■ Try it
What you return must be every line below that includes the word "background".

____

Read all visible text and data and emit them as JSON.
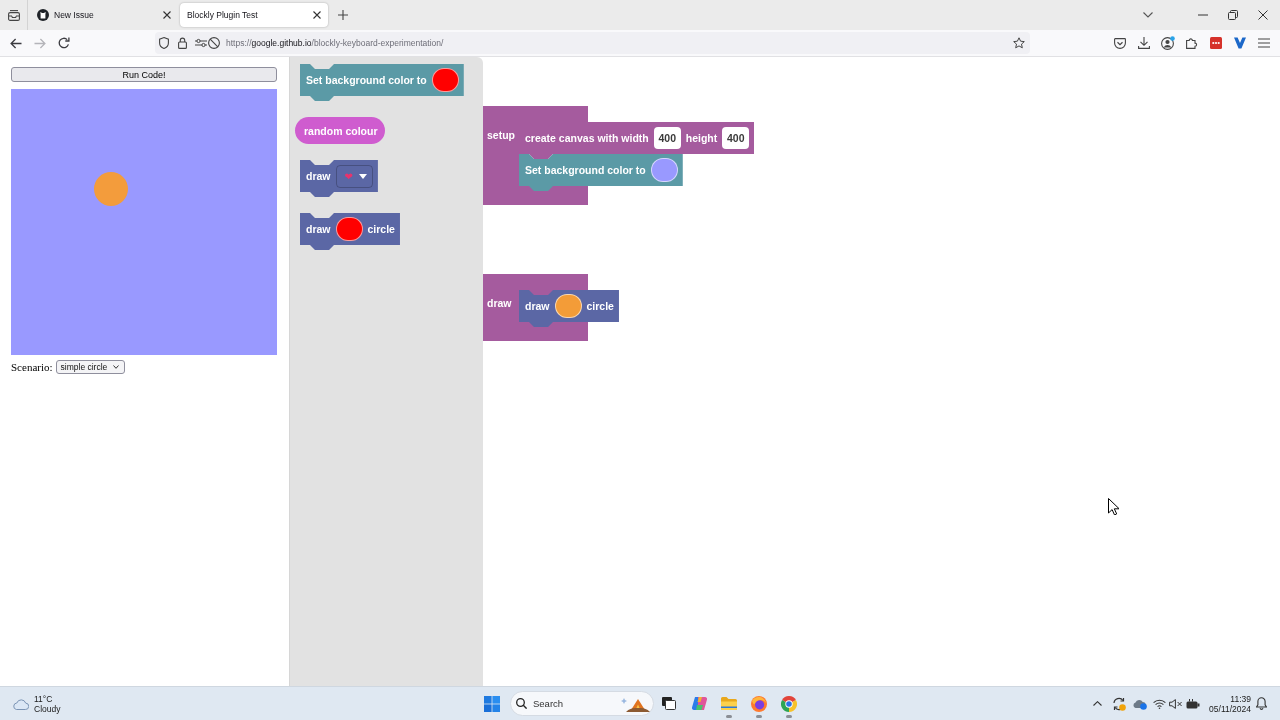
{
  "browser": {
    "tabs": [
      {
        "title": "New Issue",
        "favicon": true,
        "selected": false
      },
      {
        "title": "Blockly Plugin Test",
        "favicon": false,
        "selected": true
      }
    ],
    "nav_buttons": [
      {
        "kind": "back",
        "disabled": false
      },
      {
        "kind": "forward",
        "disabled": true
      },
      {
        "kind": "reload",
        "disabled": false
      }
    ],
    "address": {
      "scheme": "https://",
      "host": "google.github.io",
      "path": "/blockly-keyboard-experimentation/"
    }
  },
  "page": {
    "run_button": "Run Code!",
    "scenario": {
      "label": "Scenario:",
      "value": "simple circle"
    }
  },
  "blockly": {
    "flyout": [
      {
        "kind": "statement",
        "color": "#5b9aa6",
        "fields": [
          {
            "kind": "label",
            "text": "Set background color to"
          },
          {
            "kind": "colour",
            "color": "#ff0000"
          }
        ]
      },
      {
        "kind": "value",
        "color": "#cf5ccf",
        "fields": [
          {
            "kind": "label",
            "text": "random colour"
          }
        ]
      },
      {
        "kind": "statement",
        "color": "#5b67a5",
        "fields": [
          {
            "kind": "label",
            "text": "draw"
          },
          {
            "kind": "dropdown",
            "value": "❤"
          }
        ]
      },
      {
        "kind": "statement",
        "color": "#5b67a5",
        "fields": [
          {
            "kind": "label",
            "text": "draw"
          },
          {
            "kind": "colour",
            "color": "#ff0000"
          },
          {
            "kind": "label",
            "text": "circle"
          }
        ]
      }
    ],
    "workspace": [
      {
        "kind": "container",
        "color": "#a55b9e",
        "label": "setup",
        "children": [
          {
            "kind": "statement",
            "color": "#a55b9e",
            "fields": [
              {
                "kind": "label",
                "text": "create canvas with width"
              },
              {
                "kind": "number",
                "value": "400"
              },
              {
                "kind": "label",
                "text": "height"
              },
              {
                "kind": "number",
                "value": "400"
              }
            ]
          },
          {
            "kind": "statement",
            "color": "#5b9aa6",
            "fields": [
              {
                "kind": "label",
                "text": "Set background color to"
              },
              {
                "kind": "colour",
                "color": "#9999ff"
              }
            ]
          }
        ]
      },
      {
        "kind": "container",
        "color": "#a55b9e",
        "label": "draw",
        "children": [
          {
            "kind": "statement",
            "color": "#5b67a5",
            "fields": [
              {
                "kind": "label",
                "text": "draw"
              },
              {
                "kind": "colour",
                "color": "#f39c38"
              },
              {
                "kind": "label",
                "text": "circle"
              }
            ]
          }
        ]
      }
    ]
  },
  "taskbar": {
    "weather": {
      "temperature": "11°C",
      "condition": "Cloudy"
    },
    "search": {
      "placeholder": "Search"
    },
    "apps": [
      {
        "kind": "task_view",
        "running": false
      },
      {
        "kind": "copilot",
        "running": false
      },
      {
        "kind": "files",
        "running": true
      },
      {
        "kind": "firefox",
        "running": true
      },
      {
        "kind": "chrome",
        "running": true
      }
    ],
    "clock": {
      "time": "11:39",
      "date": "05/11/2024"
    }
  }
}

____

■ Exercise response
            "text": "Set background color to"
                "text": "Set background color to"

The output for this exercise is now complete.